New 'Serum Run' Documentary Kicks Off 2013 Anchorage International Film Festival
ICEBOUND, a feature length documentary film about the 1925 Serum Run to Nome, will screen December 6 at 8 p.m. at the Bear Tooth Theater during the opening night celebration of the 13th annual Anchorage International Film Festival.
ICEBOUND is produced and directed by Academy Award-nominated filmmaker Daniel Anker. The narrator is the legendary Sir Patrick Stewart (Star Trek: The Next Generation).
Though the serum run is well known in Alaska and to thousands weaned on children’s books and animated movies about the dog Balto, ICEBOUND presents an unknown story — not just a gripping adventure tale, but a layered and dynamic telling of one of Alaska’s most celebrated historical events.
The film tells a story of survival, of politics, of race, of tabloid journalism, of the simple but heroic survival of the people who endure in the Arctic, and ultimately of the triumph of the human spirit.
To an extent never before told, the film uncovers the seminal role of Alaska Natives, and how racism drove newspaper coverage and ultimately influenced the historical record. It is ultimately a film about “mythmaking” and “storytelling,” about how oral history and the media can shape how we record and remember history.
“A breathless adventure story... told with sophistication and fascinating detail” STEVE LINDBECK, president Alaska Public Telecommunications
“A cut above...Anker has told a more complete history than anything I know of, with insight, and thoroughness....A remarkable achievement.”
STEPHEN HAYCOX, historian, University of Alaska Anchorage
“Thank you for telling my grandfather’s story for the first time... Hearing his voice In your film brought tears to my eyes.”
SUZANNE EVANS, descendant of CHARLIE EVANS, original Serum Run musher
Coming 2013 - The true story of Alaska's great race against death, told for the first time in a non-fiction feature documentary. In 1925, in the depths of one of the worst winters on record in the arctic, 34 men, and over 150 dogs, raced life-saving serum across the frozen wilderness, to save the children of Nome from a deadly outbreak of diphtheria.
The story was a cause celebre in a country at the cusp of the modern age, yet still fascinated by the romance of the frontier. The way the story was covered by the newspapers of the era, and the myths and legends that have been handed down by generations, have made it one of the most enduring and gripping American legends of all time.
The film is narrated by Sir Patrick Stewart and directed by Daniel Anker.
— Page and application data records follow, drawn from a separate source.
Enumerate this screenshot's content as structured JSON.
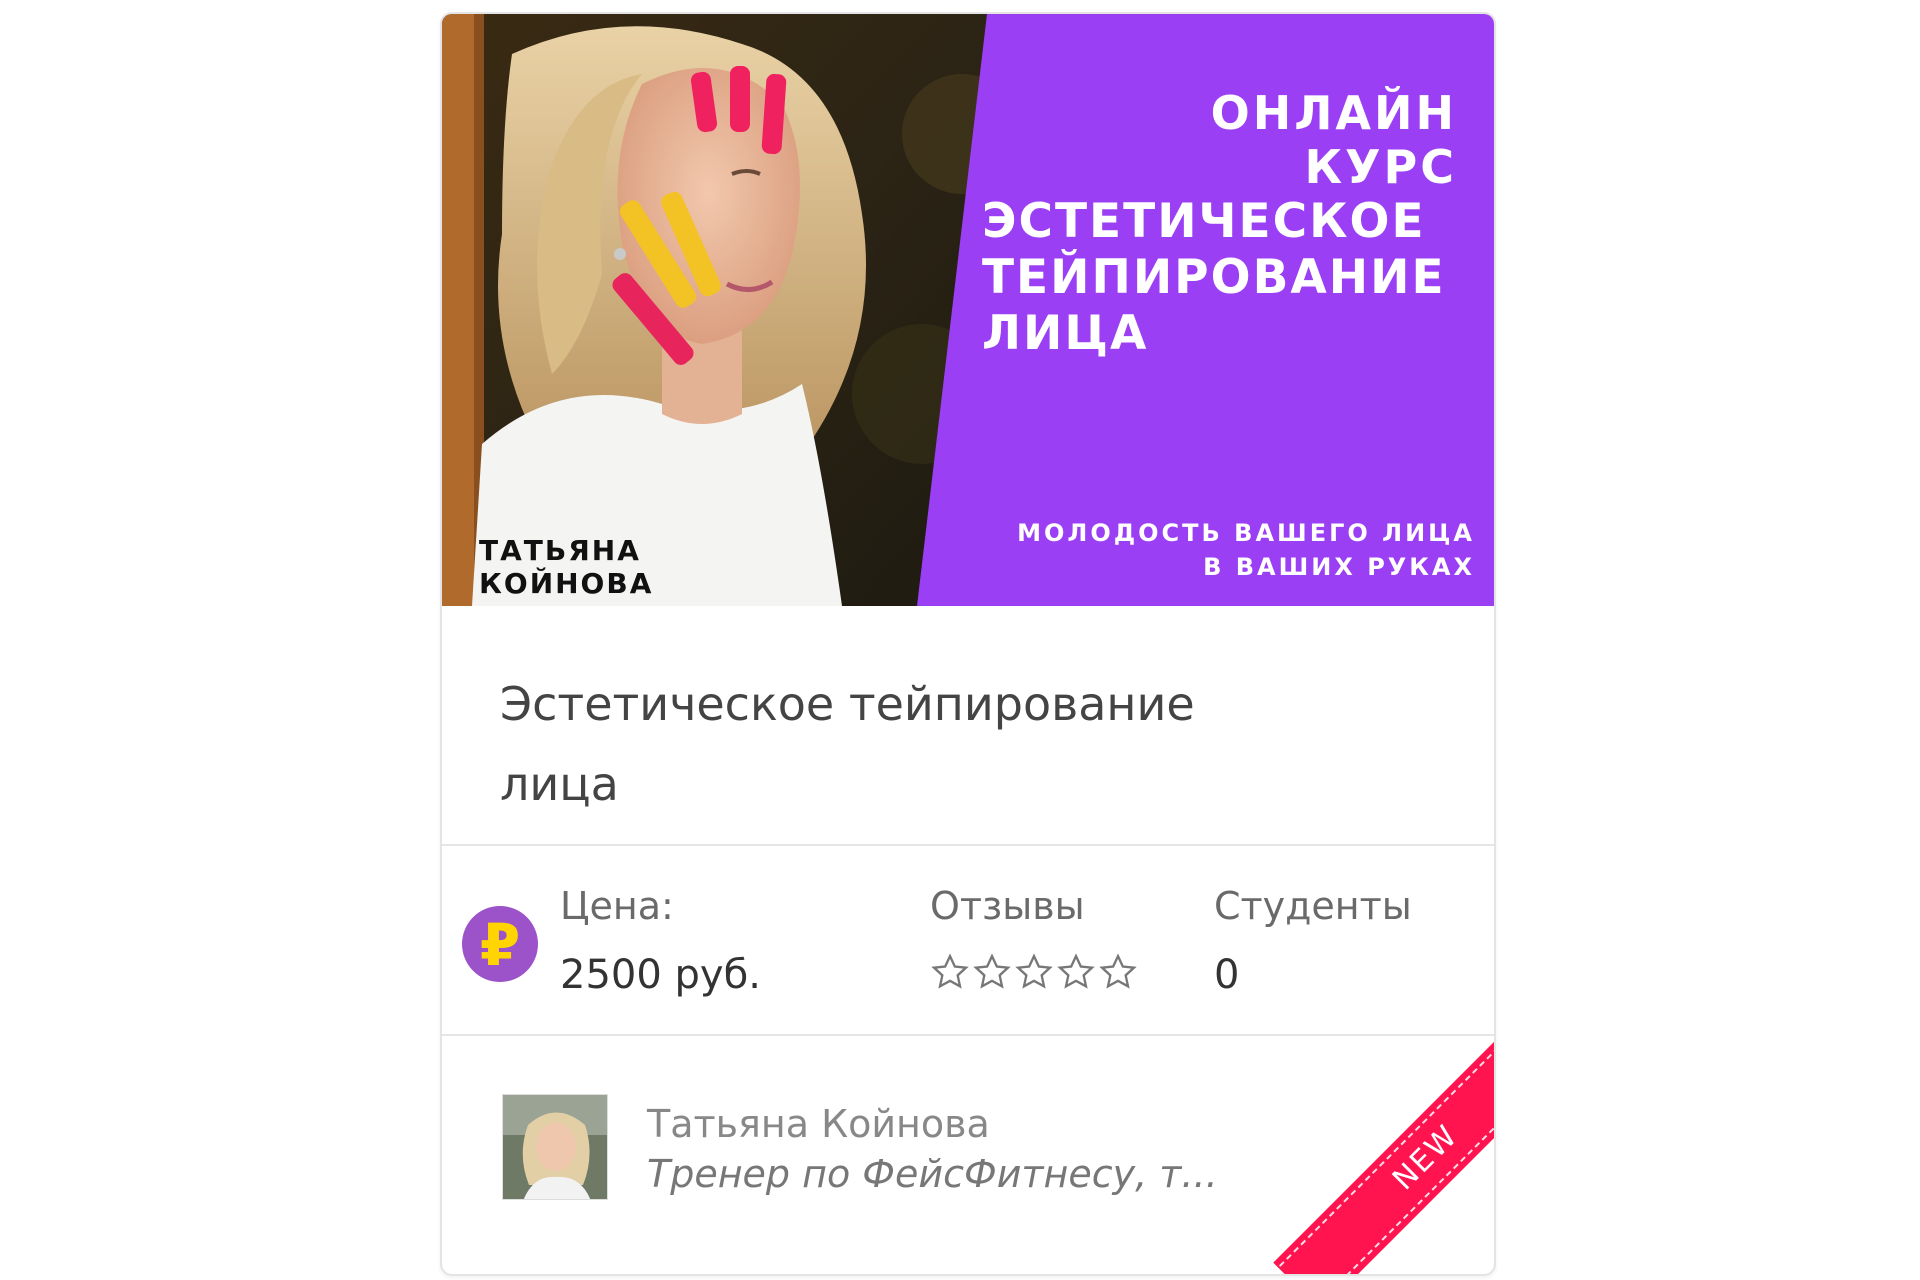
{
  "banner": {
    "kicker": "ОНЛАЙН КУРС",
    "title": "ЭСТЕТИЧЕСКОЕ ТЕЙПИРОВАНИЕ ЛИЦА",
    "slogan": "МОЛОДОСТЬ ВАШЕГО ЛИЦА В ВАШИХ РУКАХ",
    "author_caption": "ТАТЬЯНА КОЙНОВА",
    "accent_color": "#9b3ff5"
  },
  "course": {
    "title": "Эстетическое тейпирование лица"
  },
  "stats": {
    "currency_icon": "ruble-icon",
    "currency_symbol": "₽",
    "price_label": "Цена:",
    "price_value": "2500 руб.",
    "reviews_label": "Отзывы",
    "rating": 0,
    "rating_max": 5,
    "students_label": "Студенты",
    "students_value": "0"
  },
  "author": {
    "name": "Татьяна Койнова",
    "description": "Тренер по ФейсФитнесу, т..."
  },
  "ribbon": {
    "label": "NEW",
    "color": "#ff1450"
  }
}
Support to date has been provided by the National Endowment for the Humanities, the Rasmuson Foundation, the Iditarod Historic Trail Alliance, the Atwood Foundation, the Alaska Humanities Forum, the Bering Straits Native Corporation, Dr. Mary Totten, Gana-A'Yoo Ltd., and the Gottstein Family Foundation.
For more information, please visit ICEBOUNDFILM.com
Production in Alaska took place over a three-year period. Extensive shooting in the Interior and along the coast was supervised by line producer Bob Crockett of Alaska Locations, Inc. Other crew included veteran cameraman Tom Pillifant and film grip Greg Kern. Mushers Aaron Burmeister, Bill Cotter, and Donald Towarek supervised and provided dog teams. Aerial photography was by Daniel Zatz.
Anchorage International Film Festival | anchoragefilmfestival.org | Films Worth Freezing For